PELARGONIUMS: – Show day allow plenty of time to arrange and dress plants, don’t forget cut flowers
classes (2 own leaves). Check plants are in their correct classes with the appropriate entry card. Remember
to water and shade plants left in the greenhouse. Complete hardening off plants put out permanently when
danger of frost is passed. Remove premature flower buds until plants are established. Cuttings taken now
and next month won’t be noticed from display. Feed water and remove spent flowers regularly. Enjoy the
display of Regals now at their full glory.
GENERAL: - Most plants are probably better outside now except Fuchsia show plants. Make sure there is
plenty of ventilation and humidity in the greenhouse. Keep watch for pests which can multiply rapidly at
this time of year. Continue to feed regularly.
FUCHSIAS: - Hardies – continue to water and commence feeding with balanced fertiliser. Complete new
plantings as soon as possible to give plants a chance to become established.
Greenhouse – ensure adequate humidity to prevent bud drop, also plenty of shade and ventilation. Protect
show plants from damage by bees etc, remove spent blooms.
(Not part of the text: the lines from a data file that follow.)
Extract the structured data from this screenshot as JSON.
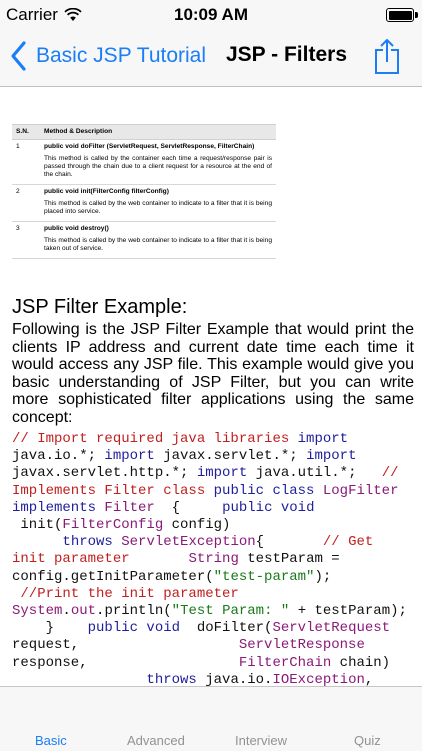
{
  "status_bar": {
    "carrier": "Carrier",
    "time": "10:09 AM",
    "battery_level": 1.0
  },
  "nav": {
    "back_label": "Basic JSP Tutorial",
    "title": "JSP - Filters",
    "accent_color": "#1a7ef6",
    "share_icon": "share-icon"
  },
  "methods_table": {
    "headers": [
      "S.N.",
      "Method & Description"
    ],
    "rows": [
      {
        "sn": "1",
        "method": "public void doFilter (ServletRequest, ServletResponse, FilterChain)",
        "description": "This method is called by the container each time a request/response pair is passed through the chain due to a client request for a resource at the end of the chain."
      },
      {
        "sn": "2",
        "method": "public void init(FilterConfig filterConfig)",
        "description": "This method is called by the web container to indicate to a filter that it is being placed into service."
      },
      {
        "sn": "3",
        "method": "public void destroy()",
        "description": "This method is called by the web container to indicate to a filter that it is being taken out of service."
      }
    ]
  },
  "heading": "JSP Filter Example:",
  "intro": "Following is the JSP Filter Example that would print the clients IP address and current date time each time it would access any JSP file. This example would give you basic understanding of JSP Filter, but you can write more sophisticated filter applications using the same concept:",
  "code": {
    "lines": [
      [
        {
          "t": "// Import required java libraries ",
          "c": "com"
        },
        {
          "t": "import",
          "c": "kw"
        }
      ],
      [
        {
          "t": "java.io.*; ",
          "c": ""
        },
        {
          "t": "import",
          "c": "kw"
        },
        {
          "t": " javax.servlet.*; ",
          "c": ""
        },
        {
          "t": "import",
          "c": "kw"
        }
      ],
      [
        {
          "t": "javax.servlet.http.*; ",
          "c": ""
        },
        {
          "t": "import",
          "c": "kw"
        },
        {
          "t": " java.util.*;   ",
          "c": ""
        },
        {
          "t": "//",
          "c": "com"
        }
      ],
      [
        {
          "t": "Implements Filter class ",
          "c": "com"
        },
        {
          "t": "public class",
          "c": "kw"
        },
        {
          "t": " ",
          "c": ""
        },
        {
          "t": "LogFilter",
          "c": "cls"
        }
      ],
      [
        {
          "t": "implements",
          "c": "kw"
        },
        {
          "t": " ",
          "c": ""
        },
        {
          "t": "Filter",
          "c": "cls"
        },
        {
          "t": "  {     ",
          "c": ""
        },
        {
          "t": "public void",
          "c": "kw"
        }
      ],
      [
        {
          "t": " init(",
          "c": ""
        },
        {
          "t": "FilterConfig",
          "c": "cls"
        },
        {
          "t": " config)",
          "c": ""
        }
      ],
      [
        {
          "t": "      ",
          "c": ""
        },
        {
          "t": "throws",
          "c": "kw"
        },
        {
          "t": " ",
          "c": ""
        },
        {
          "t": "ServletException",
          "c": "cls"
        },
        {
          "t": "{       ",
          "c": ""
        },
        {
          "t": "// Get",
          "c": "com"
        }
      ],
      [
        {
          "t": "init parameter",
          "c": "com"
        },
        {
          "t": "       ",
          "c": ""
        },
        {
          "t": "String",
          "c": "cls"
        },
        {
          "t": " testParam =",
          "c": ""
        }
      ],
      [
        {
          "t": "config.getInitParameter(",
          "c": ""
        },
        {
          "t": "\"test-param\"",
          "c": "str"
        },
        {
          "t": ");",
          "c": ""
        }
      ],
      [
        {
          "t": " //Print the init parameter",
          "c": "com"
        }
      ],
      [
        {
          "t": "System",
          "c": "cls"
        },
        {
          "t": ".",
          "c": ""
        },
        {
          "t": "out",
          "c": "cls"
        },
        {
          "t": ".println(",
          "c": ""
        },
        {
          "t": "\"Test Param: \"",
          "c": "str"
        },
        {
          "t": " + testParam);",
          "c": ""
        }
      ],
      [
        {
          "t": "    }    ",
          "c": ""
        },
        {
          "t": "public void",
          "c": "kw"
        },
        {
          "t": "  doFilter(",
          "c": ""
        },
        {
          "t": "ServletRequest",
          "c": "cls"
        }
      ],
      [
        {
          "t": "request,                   ",
          "c": ""
        },
        {
          "t": "ServletResponse",
          "c": "cls"
        }
      ],
      [
        {
          "t": "response,                  ",
          "c": ""
        },
        {
          "t": "FilterChain",
          "c": "cls"
        },
        {
          "t": " chain)",
          "c": ""
        }
      ],
      [
        {
          "t": "                ",
          "c": ""
        },
        {
          "t": "throws",
          "c": "kw"
        },
        {
          "t": " java.io.",
          "c": ""
        },
        {
          "t": "IOException",
          "c": "cls"
        },
        {
          "t": ",",
          "c": ""
        }
      ]
    ]
  },
  "tabs": [
    {
      "label": "Basic",
      "active": true
    },
    {
      "label": "Advanced",
      "active": false
    },
    {
      "label": "Interview",
      "active": false
    },
    {
      "label": "Quiz",
      "active": false
    }
  ]
}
Keep floor damp. Spray plants in early bud
stage with insecticide – beware of red spider mite and white fly. Turn plants regularly and provide support
as necessary. Check ties on trained plants. Pot on and remove buds on biennial grown plants. Feed with
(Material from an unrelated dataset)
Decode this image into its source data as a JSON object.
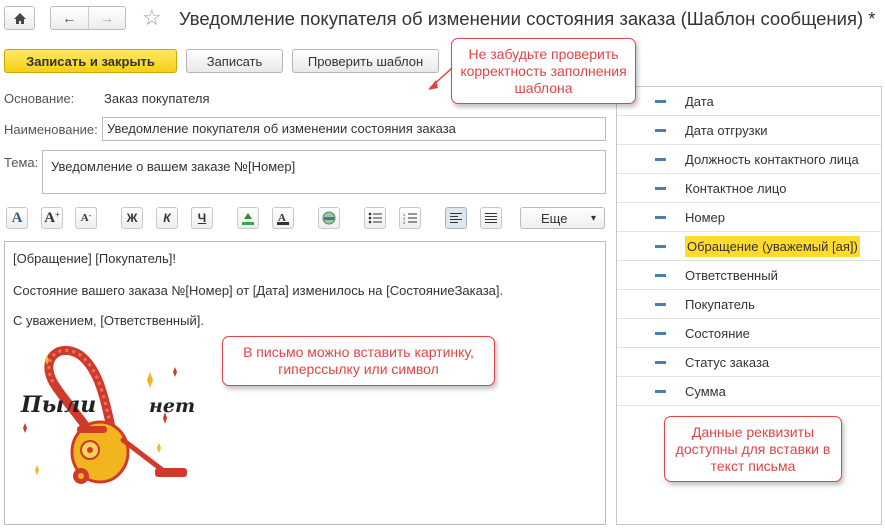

Chempak 4 and once weekly with Chempak 3 or Bio 5 or Bio 2.
PELARGONIUMS: - After Regals have finished flowering, pick off blooms, feed well to encourage further
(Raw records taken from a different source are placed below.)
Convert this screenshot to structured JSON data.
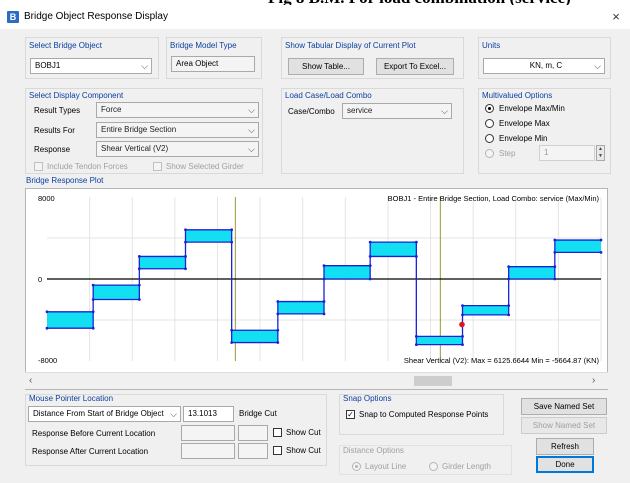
{
  "window": {
    "title": "Bridge Object Response Display",
    "app_icon": "B",
    "close_glyph": "×"
  },
  "select_bridge_object": {
    "title": "Select Bridge Object",
    "value": "BOBJ1"
  },
  "bridge_model_type": {
    "title": "Bridge Model Type",
    "value": "Area Object"
  },
  "tabular_display": {
    "title": "Show Tabular Display of Current Plot",
    "show_table": "Show Table...",
    "export": "Export To Excel..."
  },
  "units": {
    "title": "Units",
    "value": "KN, m, C"
  },
  "display_component": {
    "title": "Select Display Component",
    "result_types_label": "Result Types",
    "result_types_value": "Force",
    "results_for_label": "Results For",
    "results_for_value": "Entire Bridge Section",
    "response_label": "Response",
    "response_value": "Shear Vertical  (V2)",
    "include_tendon": "Include Tendon Forces",
    "show_selected_girder": "Show Selected Girder"
  },
  "load_case": {
    "title": "Load Case/Load Combo",
    "label": "Case/Combo",
    "value": "service"
  },
  "multivalued": {
    "title": "Multivalued Options",
    "options": [
      "Envelope Max/Min",
      "Envelope Max",
      "Envelope Min",
      "Step"
    ],
    "step_value": "1"
  },
  "plot": {
    "title": "Bridge Response Plot",
    "header": "BOBJ1 - Entire Bridge Section,  Load Combo: service (Max/Min)",
    "y_top": "8000",
    "y_mid": "0",
    "y_bottom": "-8000",
    "footer": "Shear Vertical  (V2):  Max = 6125.6644   Min = -5664.87  (KN)",
    "scroll_left": "‹",
    "scroll_right": "›"
  },
  "chart_data": {
    "type": "line",
    "title": "BOBJ1 - Entire Bridge Section,  Load Combo: service (Max/Min)",
    "ylabel": "Shear Vertical  (V2) (KN)",
    "ylim": [
      -8000,
      8000
    ],
    "y_ticks": [
      "8000",
      "0",
      "-8000"
    ],
    "series": [
      {
        "name": "Max",
        "values": [
          -3200,
          -600,
          2200,
          4800,
          -5000,
          -2200,
          1300,
          3600,
          -5600,
          -2600,
          1200,
          3800
        ]
      },
      {
        "name": "Min",
        "values": [
          -4800,
          -2000,
          1000,
          3600,
          -6200,
          -3400,
          0,
          2200,
          -6400,
          -3500,
          0,
          2600
        ]
      }
    ],
    "segments": 12,
    "max": 6125.6644,
    "min": -5664.87,
    "units": "KN"
  },
  "mouse_pointer": {
    "title": "Mouse Pointer Location",
    "combo_value": "Distance From Start of Bridge Object",
    "value": "13.1013",
    "bridge_cut": "Bridge Cut",
    "before_label": "Response Before Current Location",
    "after_label": "Response After Current Location",
    "show_cut": "Show Cut"
  },
  "snap": {
    "title": "Snap Options",
    "label": "Snap to Computed Response Points"
  },
  "distance_options": {
    "title": "Distance Options",
    "layout_line": "Layout Line",
    "girder_length": "Girder Length"
  },
  "buttons": {
    "save_named_set": "Save Named Set",
    "show_named_set": "Show Named Set",
    "refresh": "Refresh",
    "done": "Done"
  }
}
flushes. Check for white fly.
Take cuttings from plants for growing on for next year’s show plants and new stock plants. Choose actively
growing non-budding shoots from healthy plants that are “good doers”. Pot on when rooted. Remove spent
blooms from garden displays, feed well to get full potential of blooms.
Show plants need checking against schedule for classes, pot sizes etc. keep removing all dead and damaged
material and flowers to discourage disease. Remove seed pods except for on species plants; keep an eye on
variegated leaves for signs of reversion remove green leaves where necessary. Clean pots and water well
Hardies – Water well and feed as appropriate, remove spent flowers and keep a watchful eye out for pests
and diseases spray if necessary.
Cuttings rooted last month need a first stop if not self branching. Pot on as needed and remove flower buds
to allow plants to build up strength. Try not to pot and stop close together, allow at least ten days between
the two. Continue to feed dead head and spray display plants if they show signs of pest or disease. This is
the traditional time to take cuttings as no bottom heat is required, these will make good basket plants for
Please if anyone has any unwanted items that would be suitable for the Tombola
stall, could I have them? Last year I had to purchase items which reflected in the
Libby will be very happy to collect items from you as it can sometimes be
difficult to bring them to the meetings. Please contact Libby on 01452 854579
For Committee or club information please ring
Robert 01452 730343
Colin (Secretary) 01242 523740
Meryl 01242 673926
If all our members would be prepared to take some plant cuttings now we could have a
really good supply of plants to put on the plant stall for the Shows. It would be lovely if
we could have a nice full display to sell and make some much needed funds for the club.
Thanks in anticipation Meryl
Jan 23rd (9) F Swain 30th (22) J Oak
Feb 6th (5) G Oak 13th (9) J Tolkien
20th (19) M Cruttenden 27th (47) T Chalkley
March 6th (43) CFPS 13th (46) C Holland
20th (26) G Stevens 27th (24) J Rhymes
April 3rd (45) F Swain 10th (27) J Rhymes
17th (45) F Swain
MINI SHOW CLASSES
1. FUCHSIA 2. PELARGONIUM
3. SMALL PELARGONIUM 4. FOLIAGE PLANT
5. FLOWERING PLANT 6. FUCHSIA FOR OUR SHOW “DELTAS SARAH
7. ORCHID 8. VASE OF FLOWERS
Money raised from the vase of flowers is to be donated to “The Willow Trust”.
LAST BUT NOT LEAST
I’M SURE YOU WILL ALL JOIN ME IN SAYING A HUGE THANK YOU TO CLEM
FOR THE HARD WORK SHE HAS DONE AS OUR TREASURER. CLEM HAS
DONE THIS JOB FOR 40 YEARS AND WITHOUT HER THE CLUB COULD NOT
HAVE SURVIVED. SO THREE CHEERS FOR CLEM: - HIP HIP HOORAY, HIP HIP
HOORAY, HIP HIP HOORAY - WELL DONE THAT GIRL.